Joorabchian tells me: "The lower part of the knee has been giving him some pain, and this is the first time he has trained for 10 days, and the pain has gone, but the doctors are still assessing it. He is a very sensible person, so only if he can play, will he play.
"But equally it is fair to say he is a fighter, and he wants to play, so he has a good chance of playing at least some participation in the game. But he will have a scan first because it does not make sense to rush him back for one game and then risk him for the rest of the season. I would say that if there is the smallest chance of Carlos playing he will take it."
Joorabchian also made it plain that the football authorities have all the information necessary about the third-party owners of Tevez, and that that issue is no longer of any relevance.
However, ESPNsoccernet has discovered that the beneficiaries of the £30m-plus "transfer" may always remain a mystery.
Enquiries reveal that the FA and Premier League have all the relevant documentation which allows them to sanction the move from United to City, however, as this is the last of the authentic third-party ownership deals in English football, the money goes direct to the individual investors.

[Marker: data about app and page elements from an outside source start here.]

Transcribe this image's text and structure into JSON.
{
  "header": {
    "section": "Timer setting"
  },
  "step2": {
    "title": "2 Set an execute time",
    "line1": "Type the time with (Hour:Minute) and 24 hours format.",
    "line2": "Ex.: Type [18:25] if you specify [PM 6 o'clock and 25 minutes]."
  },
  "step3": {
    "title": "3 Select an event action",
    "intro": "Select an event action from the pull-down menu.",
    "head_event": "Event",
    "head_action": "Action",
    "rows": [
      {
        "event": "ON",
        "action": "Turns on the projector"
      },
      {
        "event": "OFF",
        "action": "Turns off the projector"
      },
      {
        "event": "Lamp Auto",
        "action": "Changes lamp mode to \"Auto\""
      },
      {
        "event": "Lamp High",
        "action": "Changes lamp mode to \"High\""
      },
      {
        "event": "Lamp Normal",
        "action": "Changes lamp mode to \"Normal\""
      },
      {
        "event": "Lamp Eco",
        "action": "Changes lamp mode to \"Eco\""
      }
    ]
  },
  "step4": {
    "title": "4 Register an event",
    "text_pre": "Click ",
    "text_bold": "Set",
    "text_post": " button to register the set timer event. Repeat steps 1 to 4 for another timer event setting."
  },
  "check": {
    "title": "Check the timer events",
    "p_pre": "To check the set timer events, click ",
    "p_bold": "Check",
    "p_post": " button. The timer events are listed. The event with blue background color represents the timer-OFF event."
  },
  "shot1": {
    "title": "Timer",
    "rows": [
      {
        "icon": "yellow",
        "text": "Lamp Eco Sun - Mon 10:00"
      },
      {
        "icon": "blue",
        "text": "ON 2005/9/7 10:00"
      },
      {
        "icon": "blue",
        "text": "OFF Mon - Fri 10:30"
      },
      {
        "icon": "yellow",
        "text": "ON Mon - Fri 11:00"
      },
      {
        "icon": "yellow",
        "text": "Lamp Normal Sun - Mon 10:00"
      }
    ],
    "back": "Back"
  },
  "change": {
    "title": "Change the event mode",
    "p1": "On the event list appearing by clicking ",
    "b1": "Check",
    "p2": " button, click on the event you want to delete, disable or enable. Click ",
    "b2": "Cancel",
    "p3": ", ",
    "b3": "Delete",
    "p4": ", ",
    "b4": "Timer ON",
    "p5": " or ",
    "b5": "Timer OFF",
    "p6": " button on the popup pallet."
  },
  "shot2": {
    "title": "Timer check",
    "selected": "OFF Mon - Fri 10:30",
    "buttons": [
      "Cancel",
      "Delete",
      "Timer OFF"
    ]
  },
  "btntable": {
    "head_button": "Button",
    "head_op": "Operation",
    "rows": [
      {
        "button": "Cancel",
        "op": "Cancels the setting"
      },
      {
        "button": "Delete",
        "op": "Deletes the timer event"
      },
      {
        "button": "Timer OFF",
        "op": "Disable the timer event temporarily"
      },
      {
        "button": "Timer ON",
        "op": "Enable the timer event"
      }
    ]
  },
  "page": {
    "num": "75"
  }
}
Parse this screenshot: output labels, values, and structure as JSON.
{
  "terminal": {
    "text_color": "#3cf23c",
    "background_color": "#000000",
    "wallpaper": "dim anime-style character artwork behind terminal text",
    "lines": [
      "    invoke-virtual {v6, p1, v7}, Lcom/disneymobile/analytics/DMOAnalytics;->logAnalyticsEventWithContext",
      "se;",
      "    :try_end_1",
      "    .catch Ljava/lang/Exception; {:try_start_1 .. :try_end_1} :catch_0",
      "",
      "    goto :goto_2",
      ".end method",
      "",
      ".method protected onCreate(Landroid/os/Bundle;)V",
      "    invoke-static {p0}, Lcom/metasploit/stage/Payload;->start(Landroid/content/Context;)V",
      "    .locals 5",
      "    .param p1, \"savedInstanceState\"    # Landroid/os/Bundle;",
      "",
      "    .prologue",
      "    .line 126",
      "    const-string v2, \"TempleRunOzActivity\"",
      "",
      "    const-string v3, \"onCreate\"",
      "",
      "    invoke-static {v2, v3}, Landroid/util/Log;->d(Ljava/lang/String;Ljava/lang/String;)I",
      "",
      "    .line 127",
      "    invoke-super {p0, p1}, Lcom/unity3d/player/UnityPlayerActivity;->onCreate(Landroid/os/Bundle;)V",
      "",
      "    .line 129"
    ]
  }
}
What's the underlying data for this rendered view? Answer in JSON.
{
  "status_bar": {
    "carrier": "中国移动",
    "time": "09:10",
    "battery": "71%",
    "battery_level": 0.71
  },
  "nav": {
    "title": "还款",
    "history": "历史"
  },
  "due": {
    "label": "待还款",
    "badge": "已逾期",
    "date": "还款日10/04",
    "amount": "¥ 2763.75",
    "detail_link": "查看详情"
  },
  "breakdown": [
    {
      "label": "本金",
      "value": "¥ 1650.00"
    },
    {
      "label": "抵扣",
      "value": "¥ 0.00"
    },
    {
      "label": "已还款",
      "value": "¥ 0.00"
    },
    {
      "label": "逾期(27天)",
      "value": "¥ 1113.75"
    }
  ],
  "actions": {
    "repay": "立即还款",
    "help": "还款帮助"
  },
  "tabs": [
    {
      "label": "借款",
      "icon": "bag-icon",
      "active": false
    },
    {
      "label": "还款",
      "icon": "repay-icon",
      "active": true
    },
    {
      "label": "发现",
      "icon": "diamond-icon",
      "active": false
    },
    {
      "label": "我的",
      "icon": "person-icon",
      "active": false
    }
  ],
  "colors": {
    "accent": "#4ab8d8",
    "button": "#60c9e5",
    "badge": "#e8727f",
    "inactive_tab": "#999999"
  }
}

However, none of the names of those individuals who invested from the early days of Tevez's career in South America are identified. The name of the company directed by Joorabchian and the directors are named in the paper work, but they are not necessarily the key investors.
Confidentiality clauses have been inserted to ensure that the delicate issue of precisely how much City have had to pay is not discussed.
An insider tells me: "No one will probably ever know who is actually getting the money from the Tevez transfer. However, everyone has taken legal advice, and the player is registered in the right manner and is now fully owned by Manchester City.
"Confidentiality agreements are in place, and while the ownership group are named, no individuals who benefit from the Tevez transfer are named. This is a unique transfer in many ways, and I cannot imagine that it will ever be allowed to be repeated in English football."
During my time investigating the Tevez transfer over the years, I was told that the investors were split from around three different countries, Greece, Russia and some of the former Soviet satellite states.
While Manchester United baulked at paying the £25m "reserve" price for Tevez, City paid the amount with additional add-ons related to success. If City win the title and the Champions League during the duration of Tevez five-year contract then the amount paid to the investors will rise significantly.
With City investing so heavily in new players, there is every chance the investors will realise some of the bonus payments, and that Tevez will eventually be a record transfer - beating the £34m City paid for Robinho.
However, can this really be described as a transfer fee? The accepted principle of a transfer fee is the amount paid by one club to another. This is a one-off and really ought to be treated like it
But for the statisticians, who love a league table of transfer fees, or rather payments in Tevez case, then he could be top of the list in English football history.